#### Task requirements
Whenever a line in the data contains "name", show that line.

START Provided data

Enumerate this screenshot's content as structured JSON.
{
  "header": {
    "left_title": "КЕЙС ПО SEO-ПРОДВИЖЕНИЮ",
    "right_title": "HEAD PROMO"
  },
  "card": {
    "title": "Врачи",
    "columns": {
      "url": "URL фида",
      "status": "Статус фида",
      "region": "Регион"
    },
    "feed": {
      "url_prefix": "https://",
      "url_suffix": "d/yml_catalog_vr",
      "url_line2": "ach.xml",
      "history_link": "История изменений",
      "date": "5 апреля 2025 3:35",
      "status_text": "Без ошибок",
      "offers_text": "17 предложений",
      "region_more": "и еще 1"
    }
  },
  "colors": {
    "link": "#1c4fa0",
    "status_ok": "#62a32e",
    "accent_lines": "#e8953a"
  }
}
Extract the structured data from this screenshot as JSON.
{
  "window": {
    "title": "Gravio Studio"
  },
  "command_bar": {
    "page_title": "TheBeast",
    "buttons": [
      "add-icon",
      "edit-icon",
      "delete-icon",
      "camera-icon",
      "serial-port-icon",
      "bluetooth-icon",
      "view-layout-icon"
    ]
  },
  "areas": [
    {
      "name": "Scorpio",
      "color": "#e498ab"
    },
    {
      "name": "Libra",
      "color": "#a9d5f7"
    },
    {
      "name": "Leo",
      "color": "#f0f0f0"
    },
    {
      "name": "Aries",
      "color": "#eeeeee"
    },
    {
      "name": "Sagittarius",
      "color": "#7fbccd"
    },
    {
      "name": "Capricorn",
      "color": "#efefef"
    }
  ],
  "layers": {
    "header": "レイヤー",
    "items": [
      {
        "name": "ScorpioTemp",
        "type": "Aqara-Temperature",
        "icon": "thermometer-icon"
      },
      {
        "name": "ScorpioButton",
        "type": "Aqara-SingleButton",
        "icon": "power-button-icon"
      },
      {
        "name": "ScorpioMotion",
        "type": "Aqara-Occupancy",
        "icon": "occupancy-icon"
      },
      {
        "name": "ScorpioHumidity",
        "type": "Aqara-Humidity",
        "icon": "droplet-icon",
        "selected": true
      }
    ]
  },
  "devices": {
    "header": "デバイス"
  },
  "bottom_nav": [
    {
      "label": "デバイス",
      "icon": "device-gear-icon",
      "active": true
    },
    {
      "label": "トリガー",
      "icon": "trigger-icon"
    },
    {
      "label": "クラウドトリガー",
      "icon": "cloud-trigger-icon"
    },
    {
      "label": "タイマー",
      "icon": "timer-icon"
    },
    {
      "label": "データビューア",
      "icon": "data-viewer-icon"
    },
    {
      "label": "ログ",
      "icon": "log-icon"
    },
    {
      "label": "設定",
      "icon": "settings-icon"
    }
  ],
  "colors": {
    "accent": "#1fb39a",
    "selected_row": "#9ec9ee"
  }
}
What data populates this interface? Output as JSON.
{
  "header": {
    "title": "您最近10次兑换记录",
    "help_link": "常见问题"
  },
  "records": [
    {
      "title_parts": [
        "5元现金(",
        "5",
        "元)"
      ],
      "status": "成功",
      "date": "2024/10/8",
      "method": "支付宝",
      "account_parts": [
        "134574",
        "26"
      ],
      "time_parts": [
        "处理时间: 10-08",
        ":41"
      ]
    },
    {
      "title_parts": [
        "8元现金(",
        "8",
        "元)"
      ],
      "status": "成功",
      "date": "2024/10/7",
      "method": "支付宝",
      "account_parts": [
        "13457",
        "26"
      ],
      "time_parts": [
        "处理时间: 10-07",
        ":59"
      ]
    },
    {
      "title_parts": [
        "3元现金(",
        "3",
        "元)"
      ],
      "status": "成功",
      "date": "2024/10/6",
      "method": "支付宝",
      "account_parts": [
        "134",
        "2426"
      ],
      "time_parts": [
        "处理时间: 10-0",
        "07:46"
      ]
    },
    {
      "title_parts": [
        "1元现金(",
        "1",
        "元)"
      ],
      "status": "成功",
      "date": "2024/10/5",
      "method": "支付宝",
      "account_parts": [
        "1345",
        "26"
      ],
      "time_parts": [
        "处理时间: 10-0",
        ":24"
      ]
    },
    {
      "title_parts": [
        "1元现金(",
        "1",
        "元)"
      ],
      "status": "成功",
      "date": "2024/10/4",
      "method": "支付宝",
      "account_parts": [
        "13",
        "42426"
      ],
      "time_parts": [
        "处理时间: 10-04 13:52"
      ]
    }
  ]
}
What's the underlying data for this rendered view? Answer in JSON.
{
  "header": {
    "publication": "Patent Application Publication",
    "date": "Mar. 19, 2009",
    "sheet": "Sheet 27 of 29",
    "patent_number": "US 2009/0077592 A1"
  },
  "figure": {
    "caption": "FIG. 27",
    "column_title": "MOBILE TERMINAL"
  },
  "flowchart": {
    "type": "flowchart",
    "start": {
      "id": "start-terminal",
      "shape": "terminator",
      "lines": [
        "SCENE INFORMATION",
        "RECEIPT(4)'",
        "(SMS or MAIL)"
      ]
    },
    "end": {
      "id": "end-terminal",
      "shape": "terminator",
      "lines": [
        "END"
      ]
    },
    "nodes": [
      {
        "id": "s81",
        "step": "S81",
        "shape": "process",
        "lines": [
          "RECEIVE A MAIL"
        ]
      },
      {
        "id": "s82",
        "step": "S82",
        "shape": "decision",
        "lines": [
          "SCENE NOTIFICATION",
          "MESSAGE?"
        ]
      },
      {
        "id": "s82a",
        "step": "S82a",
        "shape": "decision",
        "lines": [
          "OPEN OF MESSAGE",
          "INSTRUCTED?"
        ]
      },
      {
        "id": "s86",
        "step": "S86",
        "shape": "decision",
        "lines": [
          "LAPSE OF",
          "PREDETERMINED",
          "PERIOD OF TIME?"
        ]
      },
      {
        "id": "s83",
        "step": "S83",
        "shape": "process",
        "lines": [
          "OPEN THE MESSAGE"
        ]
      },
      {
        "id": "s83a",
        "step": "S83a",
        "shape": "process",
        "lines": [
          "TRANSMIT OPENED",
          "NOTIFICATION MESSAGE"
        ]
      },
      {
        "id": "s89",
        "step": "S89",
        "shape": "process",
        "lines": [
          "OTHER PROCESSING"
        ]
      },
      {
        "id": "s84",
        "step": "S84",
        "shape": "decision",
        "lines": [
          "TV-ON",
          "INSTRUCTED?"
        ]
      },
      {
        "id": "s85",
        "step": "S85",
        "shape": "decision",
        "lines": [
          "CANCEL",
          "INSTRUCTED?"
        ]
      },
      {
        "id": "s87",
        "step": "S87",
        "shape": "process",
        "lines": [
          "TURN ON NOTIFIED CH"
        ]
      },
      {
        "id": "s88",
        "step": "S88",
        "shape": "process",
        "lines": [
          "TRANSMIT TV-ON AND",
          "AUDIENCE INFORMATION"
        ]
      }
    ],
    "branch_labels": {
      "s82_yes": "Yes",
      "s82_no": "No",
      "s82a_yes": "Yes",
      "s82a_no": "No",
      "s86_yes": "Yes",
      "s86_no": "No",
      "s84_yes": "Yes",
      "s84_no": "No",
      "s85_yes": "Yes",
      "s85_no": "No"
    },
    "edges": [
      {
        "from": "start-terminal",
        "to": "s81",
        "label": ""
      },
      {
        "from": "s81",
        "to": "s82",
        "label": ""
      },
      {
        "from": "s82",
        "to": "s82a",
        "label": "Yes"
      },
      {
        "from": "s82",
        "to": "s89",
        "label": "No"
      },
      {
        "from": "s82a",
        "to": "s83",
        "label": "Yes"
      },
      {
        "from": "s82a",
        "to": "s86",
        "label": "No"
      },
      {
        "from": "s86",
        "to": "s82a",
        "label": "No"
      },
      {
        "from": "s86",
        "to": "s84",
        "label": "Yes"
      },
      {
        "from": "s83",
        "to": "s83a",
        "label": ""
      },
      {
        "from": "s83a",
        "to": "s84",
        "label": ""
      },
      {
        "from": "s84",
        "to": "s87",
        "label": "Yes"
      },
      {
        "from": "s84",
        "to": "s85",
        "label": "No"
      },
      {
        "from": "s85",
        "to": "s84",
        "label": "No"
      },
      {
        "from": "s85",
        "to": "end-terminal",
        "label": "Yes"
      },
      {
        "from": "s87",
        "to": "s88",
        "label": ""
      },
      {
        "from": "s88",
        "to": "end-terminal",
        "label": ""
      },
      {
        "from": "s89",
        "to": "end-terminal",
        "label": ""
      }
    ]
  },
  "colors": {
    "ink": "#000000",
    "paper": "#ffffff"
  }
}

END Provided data

#### Task solution
      "name": "Scorpio",
      "name": "Libra",
      "name": "Leo",
      "name": "Aries",
      "name": "Sagittarius",
      "name": "Capricorn",
        "name": "ScorpioTemp",
        "name": "ScorpioButton",
        "name": "ScorpioMotion",
        "name": "ScorpioHumidity",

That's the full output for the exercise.